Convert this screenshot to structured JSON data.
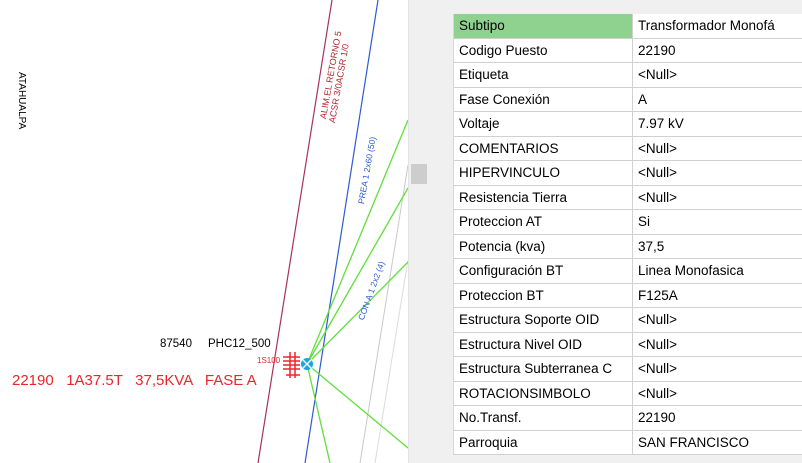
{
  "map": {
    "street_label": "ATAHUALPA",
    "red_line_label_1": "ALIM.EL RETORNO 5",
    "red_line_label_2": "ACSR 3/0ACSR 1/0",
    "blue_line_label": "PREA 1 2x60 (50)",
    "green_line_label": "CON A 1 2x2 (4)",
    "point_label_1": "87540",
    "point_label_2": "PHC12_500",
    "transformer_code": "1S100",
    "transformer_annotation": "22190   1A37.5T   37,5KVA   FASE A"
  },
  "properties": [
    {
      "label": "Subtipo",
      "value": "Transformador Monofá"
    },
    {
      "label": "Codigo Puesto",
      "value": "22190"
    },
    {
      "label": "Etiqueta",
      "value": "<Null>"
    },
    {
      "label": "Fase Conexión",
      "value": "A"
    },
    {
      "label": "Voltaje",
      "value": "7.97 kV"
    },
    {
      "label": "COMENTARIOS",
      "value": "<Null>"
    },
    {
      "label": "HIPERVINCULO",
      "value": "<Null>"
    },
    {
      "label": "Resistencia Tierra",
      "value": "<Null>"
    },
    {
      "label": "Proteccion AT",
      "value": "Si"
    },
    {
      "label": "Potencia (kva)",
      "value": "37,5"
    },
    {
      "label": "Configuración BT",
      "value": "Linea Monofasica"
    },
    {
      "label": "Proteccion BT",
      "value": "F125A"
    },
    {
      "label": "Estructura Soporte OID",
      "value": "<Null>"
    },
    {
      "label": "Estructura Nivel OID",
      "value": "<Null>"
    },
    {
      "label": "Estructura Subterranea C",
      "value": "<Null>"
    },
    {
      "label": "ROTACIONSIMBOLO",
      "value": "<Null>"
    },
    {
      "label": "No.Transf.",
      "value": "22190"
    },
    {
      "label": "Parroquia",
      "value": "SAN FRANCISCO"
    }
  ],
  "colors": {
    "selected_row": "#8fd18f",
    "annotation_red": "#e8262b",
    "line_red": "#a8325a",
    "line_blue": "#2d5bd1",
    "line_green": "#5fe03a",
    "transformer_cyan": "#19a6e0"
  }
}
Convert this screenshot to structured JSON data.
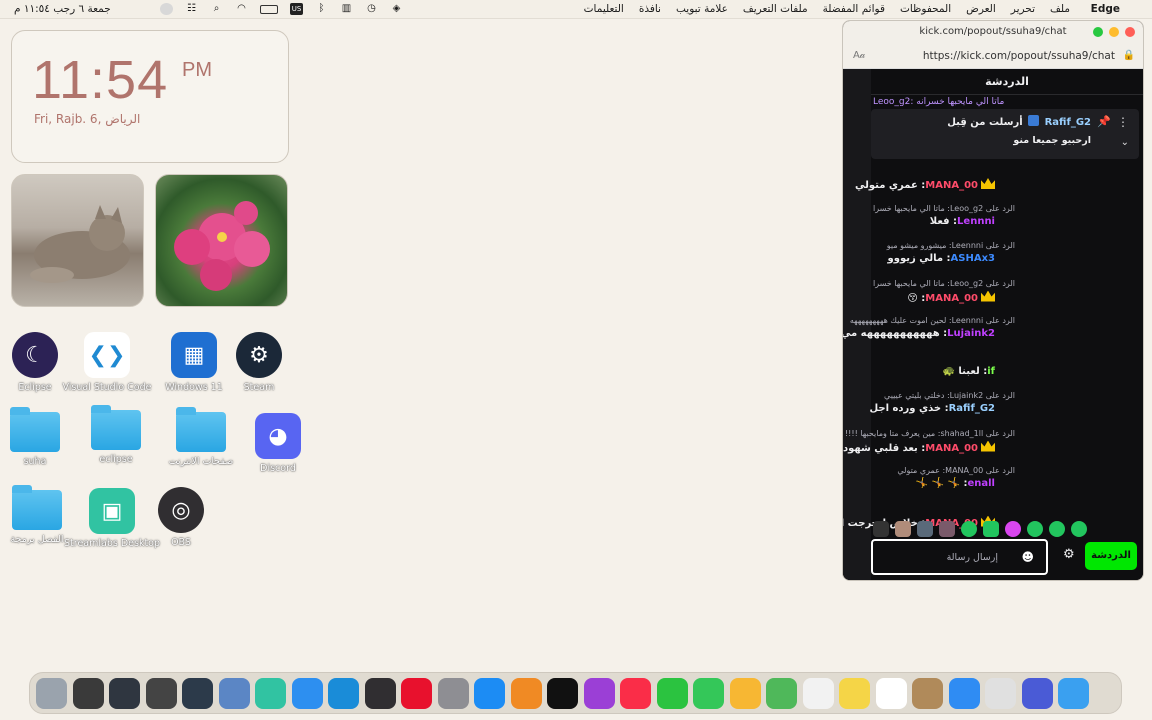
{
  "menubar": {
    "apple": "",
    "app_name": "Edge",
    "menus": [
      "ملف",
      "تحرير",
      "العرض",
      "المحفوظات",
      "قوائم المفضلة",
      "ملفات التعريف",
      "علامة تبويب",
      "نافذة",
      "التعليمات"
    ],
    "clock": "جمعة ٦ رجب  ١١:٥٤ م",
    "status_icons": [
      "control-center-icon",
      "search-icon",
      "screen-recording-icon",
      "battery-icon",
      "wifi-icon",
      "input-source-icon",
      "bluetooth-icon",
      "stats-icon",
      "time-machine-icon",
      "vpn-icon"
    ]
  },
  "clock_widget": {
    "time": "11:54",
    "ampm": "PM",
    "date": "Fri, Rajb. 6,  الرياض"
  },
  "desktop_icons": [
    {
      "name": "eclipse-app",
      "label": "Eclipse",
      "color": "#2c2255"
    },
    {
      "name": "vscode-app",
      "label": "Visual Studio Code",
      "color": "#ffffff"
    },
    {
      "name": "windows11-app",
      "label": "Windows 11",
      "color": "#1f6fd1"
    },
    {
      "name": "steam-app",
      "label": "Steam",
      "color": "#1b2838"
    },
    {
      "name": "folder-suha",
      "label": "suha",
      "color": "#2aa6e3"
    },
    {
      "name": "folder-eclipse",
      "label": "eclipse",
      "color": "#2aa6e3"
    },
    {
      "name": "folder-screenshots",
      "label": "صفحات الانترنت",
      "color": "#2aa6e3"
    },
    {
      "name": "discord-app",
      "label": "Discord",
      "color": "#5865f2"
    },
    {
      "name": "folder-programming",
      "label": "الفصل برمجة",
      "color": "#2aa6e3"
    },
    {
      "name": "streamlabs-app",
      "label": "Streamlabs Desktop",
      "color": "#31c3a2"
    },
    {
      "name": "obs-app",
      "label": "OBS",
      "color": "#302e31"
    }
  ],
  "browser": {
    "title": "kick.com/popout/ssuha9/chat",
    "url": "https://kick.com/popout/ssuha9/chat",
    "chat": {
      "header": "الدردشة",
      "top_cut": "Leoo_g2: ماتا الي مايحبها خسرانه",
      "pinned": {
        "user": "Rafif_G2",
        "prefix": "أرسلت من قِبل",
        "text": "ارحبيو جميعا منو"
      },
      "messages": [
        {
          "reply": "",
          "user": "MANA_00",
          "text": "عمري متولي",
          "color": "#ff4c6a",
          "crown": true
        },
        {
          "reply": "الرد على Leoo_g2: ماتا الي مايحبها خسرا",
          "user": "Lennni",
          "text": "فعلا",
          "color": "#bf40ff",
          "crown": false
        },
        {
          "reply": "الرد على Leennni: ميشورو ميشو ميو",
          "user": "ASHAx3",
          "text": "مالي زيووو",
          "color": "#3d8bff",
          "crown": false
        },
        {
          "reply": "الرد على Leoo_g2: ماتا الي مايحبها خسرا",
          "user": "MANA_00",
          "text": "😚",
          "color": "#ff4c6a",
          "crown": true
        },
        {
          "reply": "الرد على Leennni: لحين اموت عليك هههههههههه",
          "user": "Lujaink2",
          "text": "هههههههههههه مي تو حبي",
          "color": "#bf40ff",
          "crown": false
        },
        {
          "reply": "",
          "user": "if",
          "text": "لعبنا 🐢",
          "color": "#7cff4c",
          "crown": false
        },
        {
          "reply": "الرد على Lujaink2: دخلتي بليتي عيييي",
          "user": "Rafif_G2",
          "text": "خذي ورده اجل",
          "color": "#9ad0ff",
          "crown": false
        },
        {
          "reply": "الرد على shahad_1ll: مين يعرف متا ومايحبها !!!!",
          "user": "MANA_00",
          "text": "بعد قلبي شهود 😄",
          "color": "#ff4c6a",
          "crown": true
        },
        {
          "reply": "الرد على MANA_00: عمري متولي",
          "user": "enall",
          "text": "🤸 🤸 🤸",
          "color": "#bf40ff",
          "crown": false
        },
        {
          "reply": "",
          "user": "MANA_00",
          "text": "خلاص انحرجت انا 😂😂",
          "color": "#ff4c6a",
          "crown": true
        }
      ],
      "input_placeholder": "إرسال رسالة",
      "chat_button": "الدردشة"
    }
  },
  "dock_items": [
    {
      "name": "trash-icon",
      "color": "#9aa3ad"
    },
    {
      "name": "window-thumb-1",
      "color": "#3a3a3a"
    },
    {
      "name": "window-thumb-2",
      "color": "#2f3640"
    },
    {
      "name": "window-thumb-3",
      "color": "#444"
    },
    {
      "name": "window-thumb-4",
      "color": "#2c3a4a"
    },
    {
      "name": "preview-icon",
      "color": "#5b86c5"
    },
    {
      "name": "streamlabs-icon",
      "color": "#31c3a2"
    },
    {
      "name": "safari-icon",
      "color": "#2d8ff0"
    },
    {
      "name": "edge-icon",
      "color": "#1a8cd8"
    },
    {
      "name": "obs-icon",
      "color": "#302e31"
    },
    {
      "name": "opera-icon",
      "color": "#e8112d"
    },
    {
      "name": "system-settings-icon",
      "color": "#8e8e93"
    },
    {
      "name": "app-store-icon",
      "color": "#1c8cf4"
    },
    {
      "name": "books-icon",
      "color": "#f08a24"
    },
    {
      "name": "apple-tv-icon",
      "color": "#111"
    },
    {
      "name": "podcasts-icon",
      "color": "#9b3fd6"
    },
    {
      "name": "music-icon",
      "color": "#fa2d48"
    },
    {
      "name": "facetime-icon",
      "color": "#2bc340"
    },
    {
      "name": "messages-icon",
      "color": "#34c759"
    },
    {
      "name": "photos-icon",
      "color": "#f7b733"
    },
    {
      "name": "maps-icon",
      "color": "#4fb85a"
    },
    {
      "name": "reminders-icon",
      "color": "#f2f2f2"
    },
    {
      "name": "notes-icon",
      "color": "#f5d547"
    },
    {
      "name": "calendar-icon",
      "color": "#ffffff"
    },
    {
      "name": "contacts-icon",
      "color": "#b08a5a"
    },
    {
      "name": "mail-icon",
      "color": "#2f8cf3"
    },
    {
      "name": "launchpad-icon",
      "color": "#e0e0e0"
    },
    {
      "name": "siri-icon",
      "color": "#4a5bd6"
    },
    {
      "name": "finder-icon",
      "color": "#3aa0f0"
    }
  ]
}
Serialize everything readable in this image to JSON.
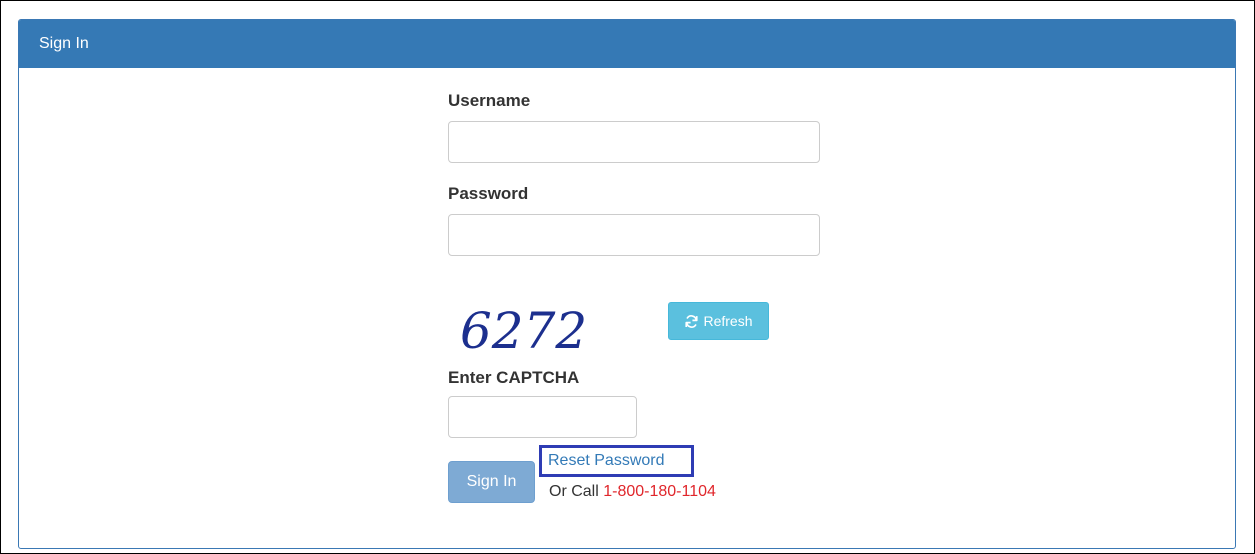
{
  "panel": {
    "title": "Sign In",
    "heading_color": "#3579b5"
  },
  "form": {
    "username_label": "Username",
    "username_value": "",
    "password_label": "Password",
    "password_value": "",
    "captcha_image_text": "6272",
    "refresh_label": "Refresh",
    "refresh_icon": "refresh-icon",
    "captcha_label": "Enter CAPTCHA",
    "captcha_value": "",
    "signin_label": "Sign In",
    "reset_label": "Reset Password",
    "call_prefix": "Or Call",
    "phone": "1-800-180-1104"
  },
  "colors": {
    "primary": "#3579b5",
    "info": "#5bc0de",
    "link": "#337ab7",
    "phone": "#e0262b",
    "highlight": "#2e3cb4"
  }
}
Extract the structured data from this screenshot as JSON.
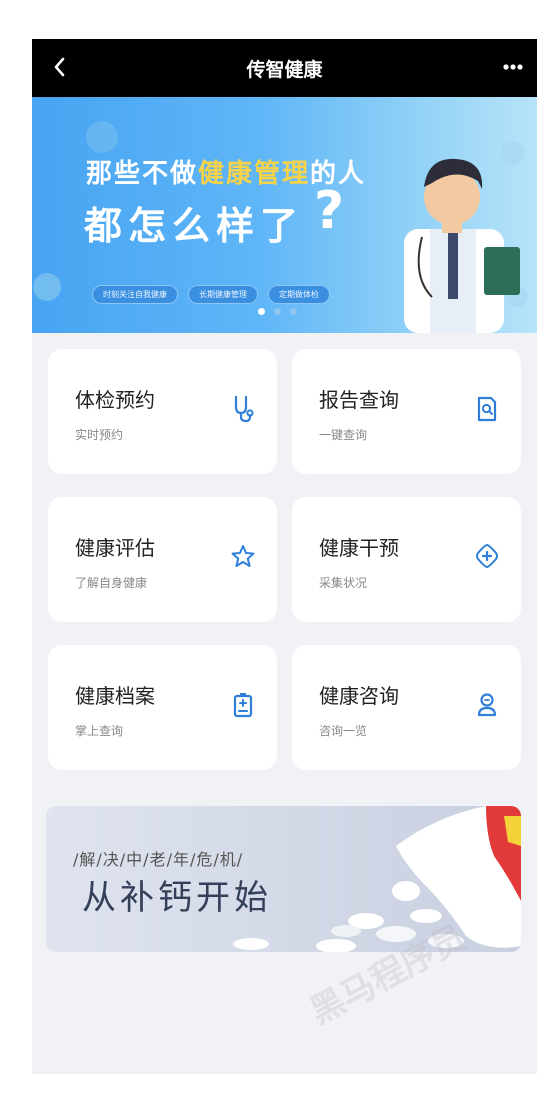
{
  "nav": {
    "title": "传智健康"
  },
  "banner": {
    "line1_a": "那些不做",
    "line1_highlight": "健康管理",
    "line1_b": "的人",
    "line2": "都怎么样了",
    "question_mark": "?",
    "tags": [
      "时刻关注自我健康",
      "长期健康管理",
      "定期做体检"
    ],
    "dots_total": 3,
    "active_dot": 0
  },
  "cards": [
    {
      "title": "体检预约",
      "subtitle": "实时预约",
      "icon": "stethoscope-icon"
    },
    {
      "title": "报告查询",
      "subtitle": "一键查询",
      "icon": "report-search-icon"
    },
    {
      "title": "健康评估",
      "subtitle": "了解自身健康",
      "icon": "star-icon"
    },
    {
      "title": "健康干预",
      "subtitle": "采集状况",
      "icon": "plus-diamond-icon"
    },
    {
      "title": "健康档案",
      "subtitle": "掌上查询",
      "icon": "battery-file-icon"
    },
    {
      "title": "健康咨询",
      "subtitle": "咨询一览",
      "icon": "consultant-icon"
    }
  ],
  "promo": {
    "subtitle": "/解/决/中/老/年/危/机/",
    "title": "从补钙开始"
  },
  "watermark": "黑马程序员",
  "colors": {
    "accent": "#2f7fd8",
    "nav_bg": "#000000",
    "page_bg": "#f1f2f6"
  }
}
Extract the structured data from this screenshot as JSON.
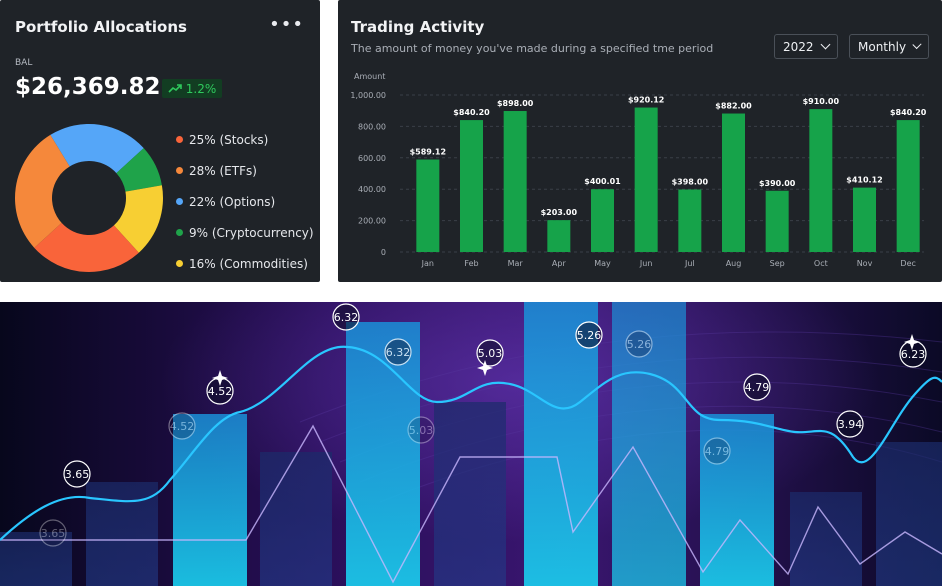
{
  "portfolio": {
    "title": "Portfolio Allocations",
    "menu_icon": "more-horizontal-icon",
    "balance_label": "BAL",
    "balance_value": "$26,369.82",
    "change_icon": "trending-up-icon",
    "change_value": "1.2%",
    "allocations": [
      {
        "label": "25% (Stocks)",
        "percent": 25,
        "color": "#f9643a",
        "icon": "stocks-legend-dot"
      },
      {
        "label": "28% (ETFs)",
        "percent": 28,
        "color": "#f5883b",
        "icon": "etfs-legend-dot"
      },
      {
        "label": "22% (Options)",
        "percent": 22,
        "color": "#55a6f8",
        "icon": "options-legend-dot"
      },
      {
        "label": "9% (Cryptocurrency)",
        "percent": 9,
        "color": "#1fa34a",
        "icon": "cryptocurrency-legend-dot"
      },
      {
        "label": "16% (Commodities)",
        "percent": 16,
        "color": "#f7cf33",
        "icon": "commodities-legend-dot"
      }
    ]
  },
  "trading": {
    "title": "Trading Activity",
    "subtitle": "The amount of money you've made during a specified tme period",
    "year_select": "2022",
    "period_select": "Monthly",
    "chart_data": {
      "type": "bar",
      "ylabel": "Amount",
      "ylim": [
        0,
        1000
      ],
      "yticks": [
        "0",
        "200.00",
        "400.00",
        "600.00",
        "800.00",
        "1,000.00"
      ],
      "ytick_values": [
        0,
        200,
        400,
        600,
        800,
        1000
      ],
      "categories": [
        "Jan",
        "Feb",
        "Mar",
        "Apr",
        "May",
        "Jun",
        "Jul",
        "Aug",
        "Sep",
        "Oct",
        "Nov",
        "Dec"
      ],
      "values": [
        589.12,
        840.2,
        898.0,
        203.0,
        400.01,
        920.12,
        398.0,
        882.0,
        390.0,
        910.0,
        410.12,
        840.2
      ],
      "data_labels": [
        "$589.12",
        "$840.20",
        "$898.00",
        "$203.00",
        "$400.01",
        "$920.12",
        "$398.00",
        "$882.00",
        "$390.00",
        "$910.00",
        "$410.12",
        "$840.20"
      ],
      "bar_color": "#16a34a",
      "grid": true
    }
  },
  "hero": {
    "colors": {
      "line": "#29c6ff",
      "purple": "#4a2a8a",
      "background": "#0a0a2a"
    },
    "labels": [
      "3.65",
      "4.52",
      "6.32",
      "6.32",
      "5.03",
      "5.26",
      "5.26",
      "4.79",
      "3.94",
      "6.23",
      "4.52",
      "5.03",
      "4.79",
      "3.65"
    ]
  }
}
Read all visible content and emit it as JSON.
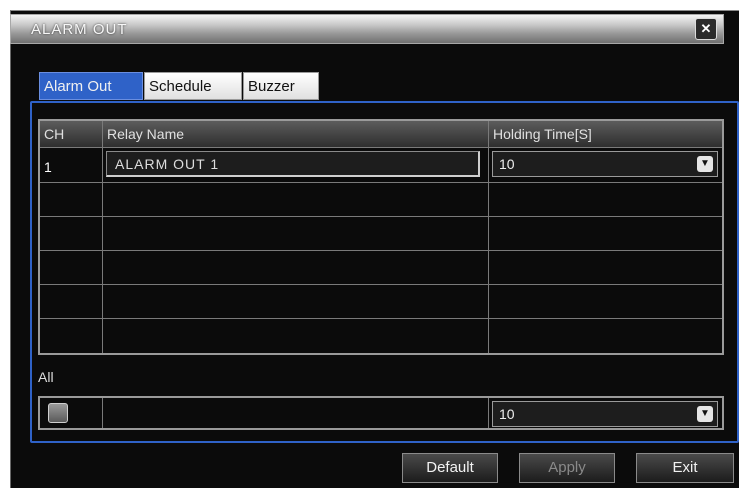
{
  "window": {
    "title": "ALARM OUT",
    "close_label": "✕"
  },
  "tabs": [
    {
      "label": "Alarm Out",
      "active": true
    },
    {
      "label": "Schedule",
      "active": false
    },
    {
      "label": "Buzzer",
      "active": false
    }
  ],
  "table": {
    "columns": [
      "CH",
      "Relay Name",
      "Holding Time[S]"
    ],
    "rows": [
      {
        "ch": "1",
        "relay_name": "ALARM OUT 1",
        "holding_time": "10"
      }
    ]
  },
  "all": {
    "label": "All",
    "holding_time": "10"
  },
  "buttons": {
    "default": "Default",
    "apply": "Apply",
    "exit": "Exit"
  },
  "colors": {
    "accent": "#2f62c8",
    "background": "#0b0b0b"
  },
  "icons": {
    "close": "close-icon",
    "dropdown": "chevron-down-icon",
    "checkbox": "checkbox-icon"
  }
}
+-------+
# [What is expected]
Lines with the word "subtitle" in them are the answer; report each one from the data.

# [Answer area]
      "subtitle": "实时预约",
      "subtitle": "一键查询",
      "subtitle": "了解自身健康",
      "subtitle": "采集状况",
      "subtitle": "掌上查询",
      "subtitle": "咨询一览",
    "subtitle": "/解/决/中/老/年/危/机/",
    "subtitle": "The amount of money you've made during a specified tme period",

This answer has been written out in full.